--- Data for this task ---
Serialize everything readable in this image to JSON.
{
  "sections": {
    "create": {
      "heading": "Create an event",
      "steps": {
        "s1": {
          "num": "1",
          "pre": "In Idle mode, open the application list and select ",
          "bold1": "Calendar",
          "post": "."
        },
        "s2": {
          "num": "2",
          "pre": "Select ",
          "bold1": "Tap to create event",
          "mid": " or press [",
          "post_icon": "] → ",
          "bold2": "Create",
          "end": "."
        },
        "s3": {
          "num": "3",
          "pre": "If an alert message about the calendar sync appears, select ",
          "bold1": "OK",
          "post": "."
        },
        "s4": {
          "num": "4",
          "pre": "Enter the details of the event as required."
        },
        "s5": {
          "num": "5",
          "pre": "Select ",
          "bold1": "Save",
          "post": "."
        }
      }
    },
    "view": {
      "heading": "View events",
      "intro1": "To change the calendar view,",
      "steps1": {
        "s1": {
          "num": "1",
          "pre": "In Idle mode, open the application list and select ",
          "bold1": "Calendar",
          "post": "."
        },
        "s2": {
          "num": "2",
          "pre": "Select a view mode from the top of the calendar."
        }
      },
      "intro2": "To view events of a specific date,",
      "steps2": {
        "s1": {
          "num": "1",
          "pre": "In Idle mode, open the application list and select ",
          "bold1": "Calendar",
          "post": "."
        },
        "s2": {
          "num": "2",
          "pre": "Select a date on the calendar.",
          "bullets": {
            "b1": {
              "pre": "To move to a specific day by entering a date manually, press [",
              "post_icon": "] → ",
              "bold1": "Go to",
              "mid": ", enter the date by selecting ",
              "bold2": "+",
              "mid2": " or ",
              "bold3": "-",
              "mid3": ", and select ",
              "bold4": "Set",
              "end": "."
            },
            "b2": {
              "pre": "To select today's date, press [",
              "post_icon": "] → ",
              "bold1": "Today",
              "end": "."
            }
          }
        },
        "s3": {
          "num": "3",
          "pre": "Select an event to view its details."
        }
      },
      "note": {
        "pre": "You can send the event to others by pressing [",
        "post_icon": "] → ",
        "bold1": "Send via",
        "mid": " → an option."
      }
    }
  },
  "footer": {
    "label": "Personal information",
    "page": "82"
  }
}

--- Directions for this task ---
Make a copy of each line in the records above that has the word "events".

--- Answer for this exercise ---
      "heading": "View events",
      "intro2": "To view events of a specific date,",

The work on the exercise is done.